"Once it's gone, it's gone" is the rallying cry of preservationists everywhere, and often the only thing standing in the way of the wrecking ball is a dedicated citizen-activist fighting for a place they love too much to lose without a fight. This salon style gathering at the historic home of journalist, historian and activist Charles Lummis (credited for - among other things - starting The Landmarks Club of Southern California and saving the adobe missions) will bring together a community of preservationists to discuss the past, present and future of battling over Southern California landmarks.
The special guests for the August 2019 debut salon is preservation activist Steven Luftman, appearing in conversation with Esotouric’s Richard Schave. Luftman will share his personal path to loving and saving old buildings, including his successful landmarking of the 1960 Kurt Meyer-designed Lytton Savings and continued threats to the “protected” building from the recently approved Frank Gehry-designed mixed-use complex, his efforts to preserve and designate L.A.’s unique bungalow courts, vernacular apartments and Tom Bergin’s Irish pub, and tips for picking the the battles that will feed your soul. Q&A to follows. Plus, Professor Jeremiah Axelrod, Director for the Institute for the Study of Los Angeles (ISLA) at Occidental College, with a status report on the proposal to base ISLA at Lummis House, and poet Suzanne Lummis with some thoughts about her extraordinary grandfather, Charles Fletcher Lummis.

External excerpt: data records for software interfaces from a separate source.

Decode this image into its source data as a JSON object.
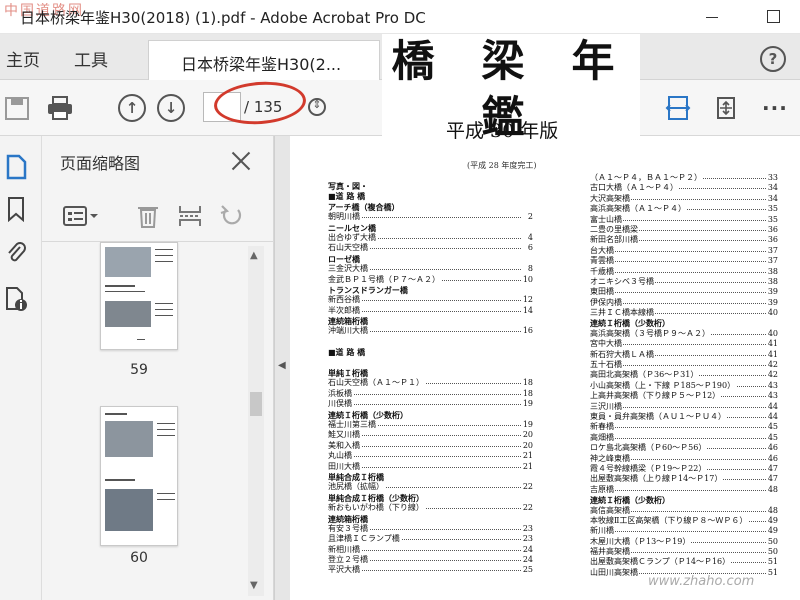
{
  "window": {
    "title": "日本桥梁年鉴H30(2018) (1).pdf - Adobe Acrobat Pro DC",
    "watermark": "中国道路网"
  },
  "tabs": {
    "home": "主页",
    "tools": "工具",
    "document": "日本桥梁年鉴H30(2..."
  },
  "toolbar": {
    "page_current": "",
    "page_total": "/ 135"
  },
  "panel": {
    "title": "页面缩略图",
    "thumb_labels": [
      "59",
      "60"
    ]
  },
  "document": {
    "title": "橋 梁 年 鑑",
    "subtitle": "平成 30 年版",
    "note": "(平成 28 年度完工)",
    "toc_left": [
      {
        "t": "写真・図・",
        "p": "",
        "h": true
      },
      {
        "t": "■道 路 橋",
        "p": "",
        "sec": true
      },
      {
        "t": "アーチ橋（複合橋）",
        "p": "",
        "sec": true
      },
      {
        "t": "  朝明川橋",
        "p": "2"
      },
      {
        "t": "ニールセン橋",
        "p": "",
        "sec": true
      },
      {
        "t": "  出合ゆず大橋",
        "p": "4"
      },
      {
        "t": "  石山天空橋",
        "p": "6"
      },
      {
        "t": "ローゼ橋",
        "p": "",
        "sec": true
      },
      {
        "t": "  三金沢大橋",
        "p": "8"
      },
      {
        "t": "  金武ＢＰ１号橋（Ｐ７〜Ａ２）",
        "p": "10"
      },
      {
        "t": "トランスドランガー橋",
        "p": "",
        "sec": true
      },
      {
        "t": "  新西谷橋",
        "p": "12"
      },
      {
        "t": "  半次郎橋",
        "p": "14"
      },
      {
        "t": "連続箱桁橋",
        "p": "",
        "sec": true
      },
      {
        "t": "  沖端川大橋",
        "p": "16"
      },
      {
        "t": "",
        "p": ""
      },
      {
        "t": "■道 路 橋",
        "p": "",
        "sec": true
      },
      {
        "t": "",
        "p": ""
      },
      {
        "t": "単純Ｉ桁橋",
        "p": "",
        "sec": true
      },
      {
        "t": "  石山天空橋（Ａ１〜Ｐ１）",
        "p": "18"
      },
      {
        "t": "  浜板橋",
        "p": "18"
      },
      {
        "t": "  川俣橋",
        "p": "19"
      },
      {
        "t": "連続Ｉ桁橋（少数桁）",
        "p": "",
        "sec": true
      },
      {
        "t": "  福士川第三橋",
        "p": "19"
      },
      {
        "t": "  鮭又川橋",
        "p": "20"
      },
      {
        "t": "  美和入橋",
        "p": "20"
      },
      {
        "t": "  丸山橋",
        "p": "21"
      },
      {
        "t": "  田川大橋",
        "p": "21"
      },
      {
        "t": "単純合成Ｉ桁橋",
        "p": "",
        "sec": true
      },
      {
        "t": "  池尻橋（拡幅）",
        "p": "22"
      },
      {
        "t": "単純合成Ｉ桁橋（少数桁）",
        "p": "",
        "sec": true
      },
      {
        "t": "  新おもいがわ橋（下り線）",
        "p": "22"
      },
      {
        "t": "連続箱桁橋",
        "p": "",
        "sec": true
      },
      {
        "t": "  有安３号橋",
        "p": "23"
      },
      {
        "t": "  且津橋ＩＣランプ橋",
        "p": "23"
      },
      {
        "t": "  新相川橋",
        "p": "24"
      },
      {
        "t": "  登立２号橋",
        "p": "24"
      },
      {
        "t": "  平沢大橋",
        "p": "25"
      }
    ],
    "toc_right": [
      {
        "t": "  （Ａ１〜Ｐ４，ＢＡ１〜Ｐ２）",
        "p": "33"
      },
      {
        "t": "  古口大橋（Ａ１〜Ｐ４）",
        "p": "34"
      },
      {
        "t": "  大沢高架橋",
        "p": "34"
      },
      {
        "t": "  高浜高架橋（Ａ１〜Ｐ４）",
        "p": "35"
      },
      {
        "t": "  富士山橋",
        "p": "35"
      },
      {
        "t": "  二豊の里橋梁",
        "p": "36"
      },
      {
        "t": "  新田名部川橋",
        "p": "36"
      },
      {
        "t": "  台大橋",
        "p": "37"
      },
      {
        "t": "  青雲橋",
        "p": "37"
      },
      {
        "t": "  千歳橋",
        "p": "38"
      },
      {
        "t": "  オニキシベ３号橋",
        "p": "38"
      },
      {
        "t": "  東田橋",
        "p": "39"
      },
      {
        "t": "  伊保内橋",
        "p": "39"
      },
      {
        "t": "  三井ＩＣ橋本線橋",
        "p": "40"
      },
      {
        "t": "連続Ｉ桁橋（少数桁）",
        "p": "",
        "sec": true
      },
      {
        "t": "  高浜高架橋（３号橋Ｐ９〜Ａ２）",
        "p": "40"
      },
      {
        "t": "  宮中大橋",
        "p": "41"
      },
      {
        "t": "  新石狩大橋ＬＡ橋",
        "p": "41"
      },
      {
        "t": "  五十石橋",
        "p": "42"
      },
      {
        "t": "  高田北高架橋（Ｐ36〜Ｐ31）",
        "p": "42"
      },
      {
        "t": "  小山高架橋（上・下線 Ｐ185〜Ｐ190）",
        "p": "43"
      },
      {
        "t": "  上高井高架橋（下り線Ｐ５〜Ｐ12）",
        "p": "43"
      },
      {
        "t": "  三沢川橋",
        "p": "44"
      },
      {
        "t": "  東員・員弁高架橋（ＡＵ１〜ＰＵ４）",
        "p": "44"
      },
      {
        "t": "  新春橋",
        "p": "45"
      },
      {
        "t": "  高畑橋",
        "p": "45"
      },
      {
        "t": "  ロケ島北高架橋（Ｐ60〜Ｐ56）",
        "p": "46"
      },
      {
        "t": "  神之峰東橋",
        "p": "46"
      },
      {
        "t": "  霞４号幹線橋梁（Ｐ19〜Ｐ22）",
        "p": "47"
      },
      {
        "t": "  出屋敷高架橋（上り線Ｐ14〜Ｐ17）",
        "p": "47"
      },
      {
        "t": "  吉原橋",
        "p": "48"
      },
      {
        "t": "連続Ｉ桁橋（少数桁）",
        "p": "",
        "sec": true
      },
      {
        "t": "  高信高架橋",
        "p": "48"
      },
      {
        "t": "  本牧線Ⅱ工区高架橋（下り線Ｐ８〜ＷＰ６）",
        "p": "49"
      },
      {
        "t": "  新川橋",
        "p": "49"
      },
      {
        "t": "  木屋川大橋（Ｐ13〜Ｐ19）",
        "p": "50"
      },
      {
        "t": "  福井高架橋",
        "p": "50"
      },
      {
        "t": "  出屋敷高架橋Ｃランプ（Ｐ14〜Ｐ16）",
        "p": "51"
      },
      {
        "t": "  山田川高架橋",
        "p": "51"
      }
    ],
    "site_watermark": "www.zhaho.com"
  },
  "colors": {
    "accent_blue": "#2a76c6",
    "annotation_red": "#d23a2c"
  }
}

When: Sunday, August 11, 3:30 - 6:30
Where: Lummis House, 200 E Ave 43, Los Angeles 90031
Tickets: $36.50. You can find more details and get tickets here.
5) Made Out of WHAT presents "The Universal Sea"

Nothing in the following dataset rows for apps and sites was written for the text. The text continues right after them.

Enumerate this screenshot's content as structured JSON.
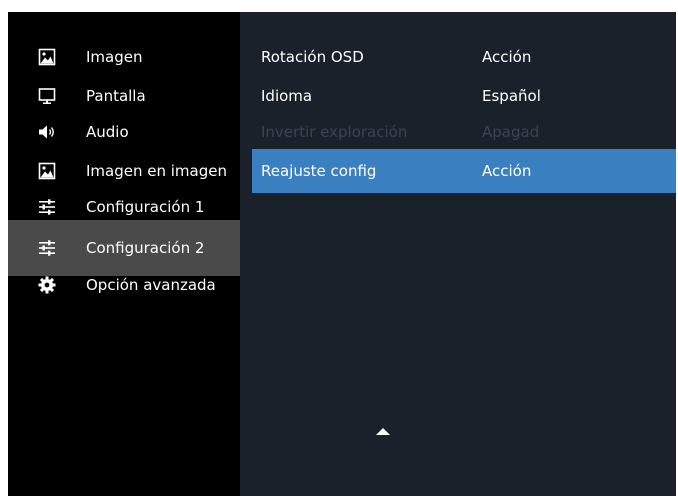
{
  "sidebar": {
    "items": [
      {
        "label": "Imagen",
        "icon": "picture-icon"
      },
      {
        "label": "Pantalla",
        "icon": "monitor-icon"
      },
      {
        "label": "Audio",
        "icon": "speaker-icon"
      },
      {
        "label": "Imagen en imagen",
        "icon": "picture-in-picture-icon"
      },
      {
        "label": "Configuración 1",
        "icon": "sliders-icon"
      },
      {
        "label": "Configuración 2",
        "icon": "sliders-icon",
        "selected": true
      },
      {
        "label": "Opción avanzada",
        "icon": "gear-icon"
      }
    ]
  },
  "settings": {
    "rows": [
      {
        "name": "Rotación OSD",
        "value": "Acción"
      },
      {
        "name": "Idioma",
        "value": "Español"
      },
      {
        "name": "Invertir exploración",
        "value": "Apagad",
        "disabled": true
      },
      {
        "name": "Reajuste config",
        "value": "Acción",
        "selected": true
      }
    ]
  },
  "colors": {
    "sidebar_bg": "#000000",
    "sidebar_selected": "#4a4a4a",
    "content_bg": "#1a212b",
    "highlight": "#3a7fc0",
    "disabled_text": "#3a4452",
    "text": "#ffffff"
  }
}
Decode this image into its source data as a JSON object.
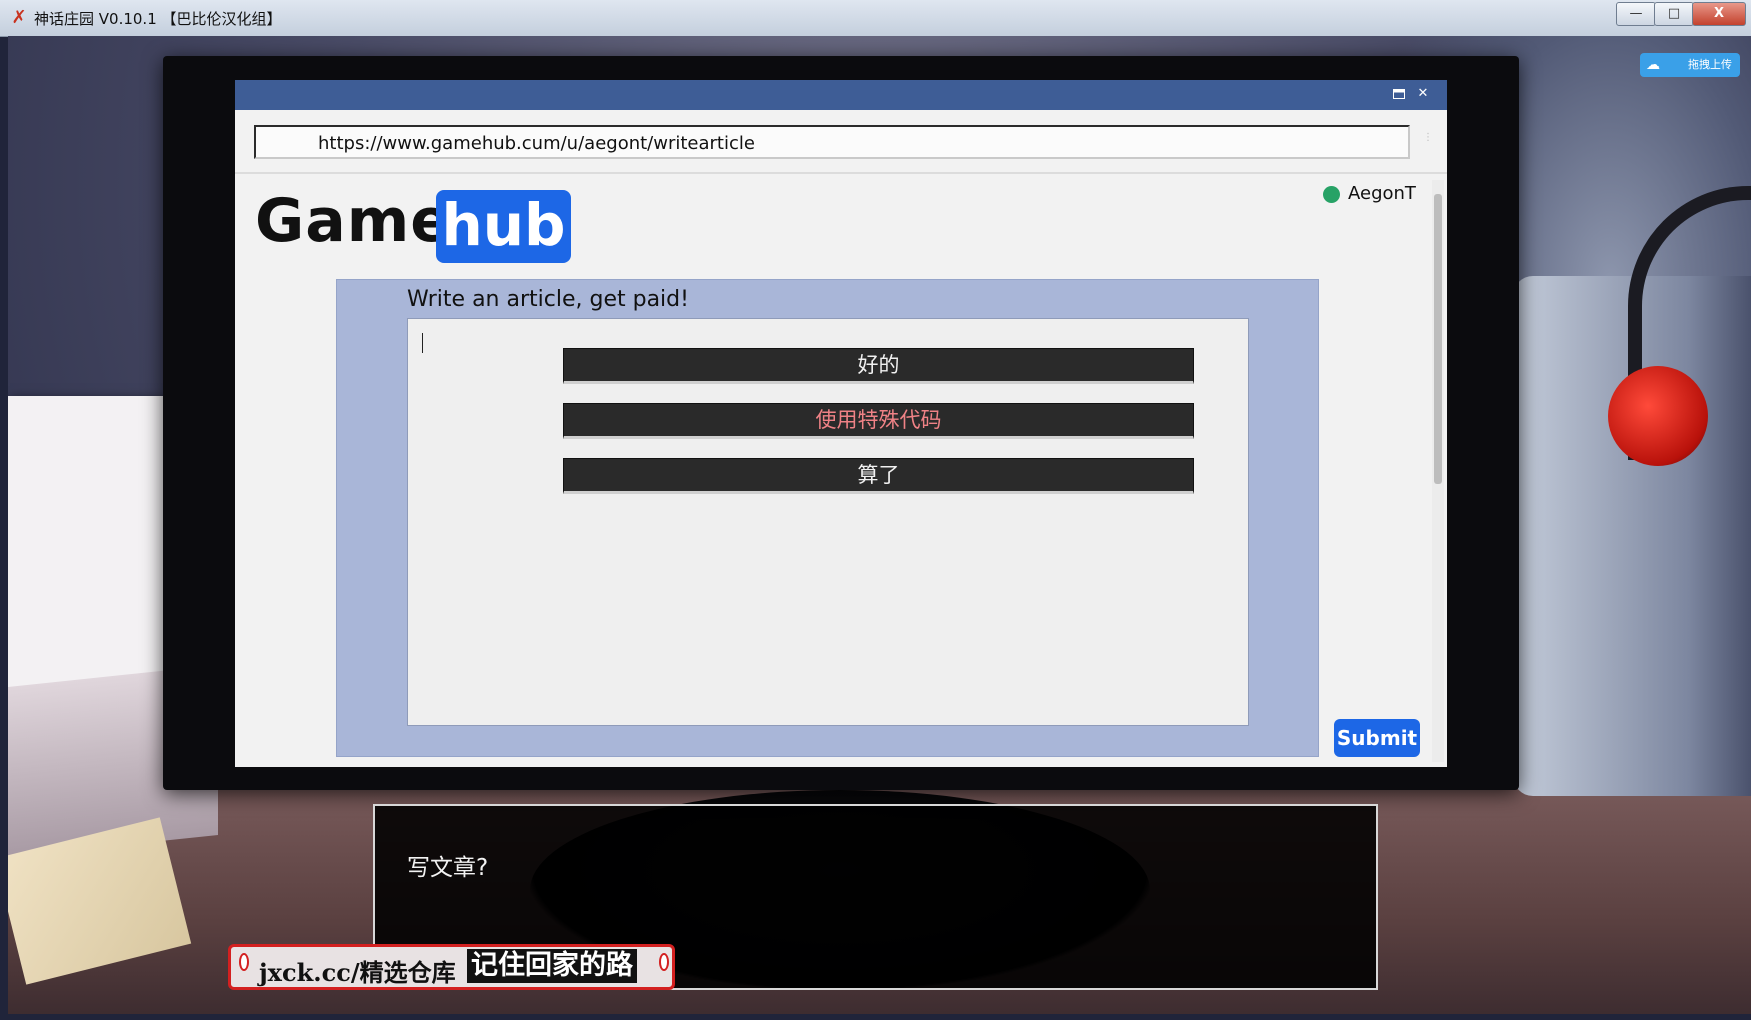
{
  "window": {
    "title": "神话庄园 V0.10.1 【巴比伦汉化组】",
    "app_icon": "game-logo-icon",
    "minimize_glyph": "—",
    "maximize_glyph": "□",
    "close_glyph": "X"
  },
  "cloud_upload": {
    "label": "拖拽上传",
    "icon": "cloud-icon"
  },
  "browser": {
    "url": "https://www.gamehub.cum/u/aegont/writearticle",
    "logo_left": "Game",
    "logo_right": "hub",
    "user": {
      "name": "AegonT",
      "status_color": "#27a266"
    },
    "heading": "Write an article, get paid!",
    "submit_label": "Submit",
    "colors": {
      "titlebar": "#3e5d96",
      "brand": "#1d67e6",
      "panel": "#a9b6d8"
    }
  },
  "choices": [
    {
      "label": "好的",
      "color": "#f0f0f0"
    },
    {
      "label": "使用特殊代码",
      "color": "#ef8286"
    },
    {
      "label": "算了",
      "color": "#f0f0f0"
    }
  ],
  "dialogue": {
    "text": "写文章?"
  },
  "watermark": {
    "part1": "jxck.cc/精选仓库",
    "part2": "记住回家的路"
  }
}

You don't need to see a plastic straw being pulled out of a turtle's nose to know that plastic pollution is a problem in our world's oceans. So what to do about it? Cities are banning various forms of single-use plastic, but there are many other steps to take that are outlined in the just-released 464-page manual The Universal Sea: Pure or Plastic?!, which catalogs creative solutions to cleaning up our waters. The book is published by the Institute for Art and Innovation, based in Berlin. A book launch party and art exhibition in Chinatown, hosted by celebrated actor and environmentalist Ed Begley, Jr., includes an exhibition of art made out of consumer waste and plastic debris and a VR trash experience made by German film students.
When: Art exhibition, book launch and opening party on Thursday, Aug. 8; exhibition runs through Aug. 17
Tickets: $125 for opening and book launch party. More information here.